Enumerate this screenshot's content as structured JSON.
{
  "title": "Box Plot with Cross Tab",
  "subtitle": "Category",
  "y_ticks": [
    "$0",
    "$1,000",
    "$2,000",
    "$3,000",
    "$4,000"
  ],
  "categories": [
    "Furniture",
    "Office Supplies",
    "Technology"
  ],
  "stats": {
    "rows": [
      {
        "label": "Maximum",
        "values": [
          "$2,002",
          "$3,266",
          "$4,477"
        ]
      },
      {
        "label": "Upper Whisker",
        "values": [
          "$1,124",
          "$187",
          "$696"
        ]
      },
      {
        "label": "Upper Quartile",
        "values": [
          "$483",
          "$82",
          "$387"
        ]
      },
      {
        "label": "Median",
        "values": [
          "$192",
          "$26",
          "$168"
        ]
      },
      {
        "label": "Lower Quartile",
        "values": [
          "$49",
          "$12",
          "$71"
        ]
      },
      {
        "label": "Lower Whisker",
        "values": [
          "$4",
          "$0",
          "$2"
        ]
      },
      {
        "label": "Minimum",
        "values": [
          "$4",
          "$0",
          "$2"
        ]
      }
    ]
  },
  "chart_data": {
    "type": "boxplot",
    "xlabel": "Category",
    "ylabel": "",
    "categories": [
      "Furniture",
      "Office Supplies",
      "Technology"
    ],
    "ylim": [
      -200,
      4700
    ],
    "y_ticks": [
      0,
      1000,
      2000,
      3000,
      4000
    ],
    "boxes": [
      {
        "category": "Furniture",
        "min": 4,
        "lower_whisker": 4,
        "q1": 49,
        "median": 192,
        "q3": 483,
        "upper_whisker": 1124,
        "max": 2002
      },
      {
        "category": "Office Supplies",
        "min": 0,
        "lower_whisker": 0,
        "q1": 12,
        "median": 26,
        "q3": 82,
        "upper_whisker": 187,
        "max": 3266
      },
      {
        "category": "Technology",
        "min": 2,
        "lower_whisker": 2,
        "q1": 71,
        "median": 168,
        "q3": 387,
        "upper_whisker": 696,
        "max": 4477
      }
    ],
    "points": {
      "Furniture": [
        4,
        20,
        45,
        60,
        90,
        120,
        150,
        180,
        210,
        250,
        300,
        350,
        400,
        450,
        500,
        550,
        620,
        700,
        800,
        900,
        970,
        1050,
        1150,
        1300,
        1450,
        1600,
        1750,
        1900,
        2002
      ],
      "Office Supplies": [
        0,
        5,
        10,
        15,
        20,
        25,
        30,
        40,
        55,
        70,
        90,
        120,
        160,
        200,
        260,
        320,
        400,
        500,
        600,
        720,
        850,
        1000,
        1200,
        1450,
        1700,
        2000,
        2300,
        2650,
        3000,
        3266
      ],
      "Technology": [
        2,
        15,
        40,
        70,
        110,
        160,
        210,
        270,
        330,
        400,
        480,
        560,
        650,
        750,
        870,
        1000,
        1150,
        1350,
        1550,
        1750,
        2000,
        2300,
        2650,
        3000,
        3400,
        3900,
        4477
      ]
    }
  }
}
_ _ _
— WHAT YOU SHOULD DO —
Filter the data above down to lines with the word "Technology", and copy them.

— RESULT OF THE EXERCISE —
    "Technology"
      "Technology"
        "category": "Technology",
      "Technology": [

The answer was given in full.